Tax proposal for Colo. schools makes ballot
DENVER — A proposal to increase Colorado income taxes to pay for school upgrades will appear on the November ballot after election officials determined Wednesday that proponents gathered enough signatures for the petition.
The tax increase barely got enough valid signatures even though supporters turned in nearly twice as many as required. The Colorado secretary of state’s office announced that 89,820 signatures were valid. That’s 3,715 more than what’s needed to get on the ballot.
Supporters of the tax increased had turned in 165,710 signatures, but many were invalid.
The tax proposed would raise nearly $1 billion a year for education upgrades including expanded kindergarten and preschool, and more attention for disabled students and students learning English. Voter approval of the tax is required before a new school-funding overhaul law takes effect.

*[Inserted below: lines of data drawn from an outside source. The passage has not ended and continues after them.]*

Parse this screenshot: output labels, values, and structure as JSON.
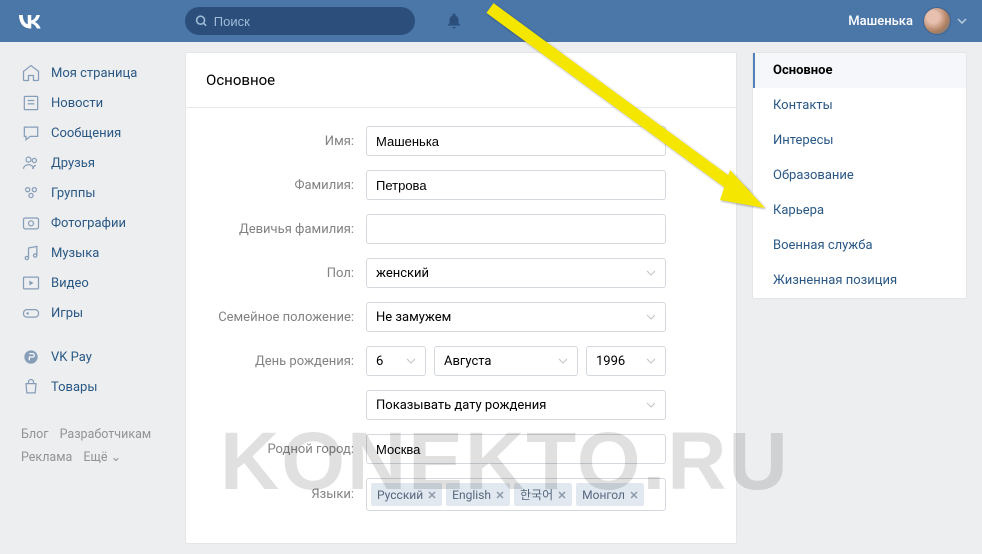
{
  "header": {
    "search_placeholder": "Поиск",
    "username": "Машенька"
  },
  "sidebar": {
    "items": [
      {
        "label": "Моя страница",
        "icon": "home"
      },
      {
        "label": "Новости",
        "icon": "news"
      },
      {
        "label": "Сообщения",
        "icon": "messages"
      },
      {
        "label": "Друзья",
        "icon": "friends"
      },
      {
        "label": "Группы",
        "icon": "groups"
      },
      {
        "label": "Фотографии",
        "icon": "photos"
      },
      {
        "label": "Музыка",
        "icon": "music"
      },
      {
        "label": "Видео",
        "icon": "video"
      },
      {
        "label": "Игры",
        "icon": "games"
      }
    ],
    "secondary": [
      {
        "label": "VK Pay",
        "icon": "pay"
      },
      {
        "label": "Товары",
        "icon": "shop"
      }
    ],
    "footer": [
      "Блог",
      "Разработчикам",
      "Реклама",
      "Ещё ⌄"
    ]
  },
  "form": {
    "title": "Основное",
    "labels": {
      "first_name": "Имя:",
      "last_name": "Фамилия:",
      "maiden_name": "Девичья фамилия:",
      "sex": "Пол:",
      "relation": "Семейное положение:",
      "birthday": "День рождения:",
      "hometown": "Родной город:",
      "languages": "Языки:"
    },
    "values": {
      "first_name": "Машенька",
      "last_name": "Петрова",
      "maiden_name": "",
      "sex": "женский",
      "relation": "Не замужем",
      "birthday_day": "6",
      "birthday_month": "Августа",
      "birthday_year": "1996",
      "birthday_visibility": "Показывать дату рождения",
      "hometown": "Москва",
      "languages": [
        "Русский",
        "English",
        "한국어",
        "Монгол"
      ]
    }
  },
  "right_nav": [
    {
      "label": "Основное",
      "active": true
    },
    {
      "label": "Контакты"
    },
    {
      "label": "Интересы"
    },
    {
      "label": "Образование"
    },
    {
      "label": "Карьера"
    },
    {
      "label": "Военная служба"
    },
    {
      "label": "Жизненная позиция"
    }
  ],
  "watermark": "KONEKTO.RU"
}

The taxes would also pay for what supporters call the nation’s first tracking software allowing voters to see how their local district spends every dollar on teacher salaries, pensions, classroom instruction, tutoring and other expenses.
Supporters of the proposed changes say additional money is needed to implement them. Colorado’s current income tax rate of 4.63 percent would be raised to 5 percent on earnings up to $75,000 a year and 5.9 percent for earnings above that threshold.
A person with a taxable income of $45,000 would pay an additional $166.50 a year. Someone with a taxable income of $100,000 a year would pay an extra $595 annually.
“This is our best chance to invest in the future of Colorado and to ensure each child has access to a high-quality education,” said Gail Klapper, director of the Colorado Forum, which has been working with the business and education communities on the initiative.
Every Republican in the Colorado Legislature opposed the proposal to redefine how schools are financed.
Opponents say the tax hike is too big and argue it doesn’t make the correct changes to fix schools. Some wanted more money for charter schools, and others wanted stronger safeguards to make sure the extra money is spent only on the changes supporters tout.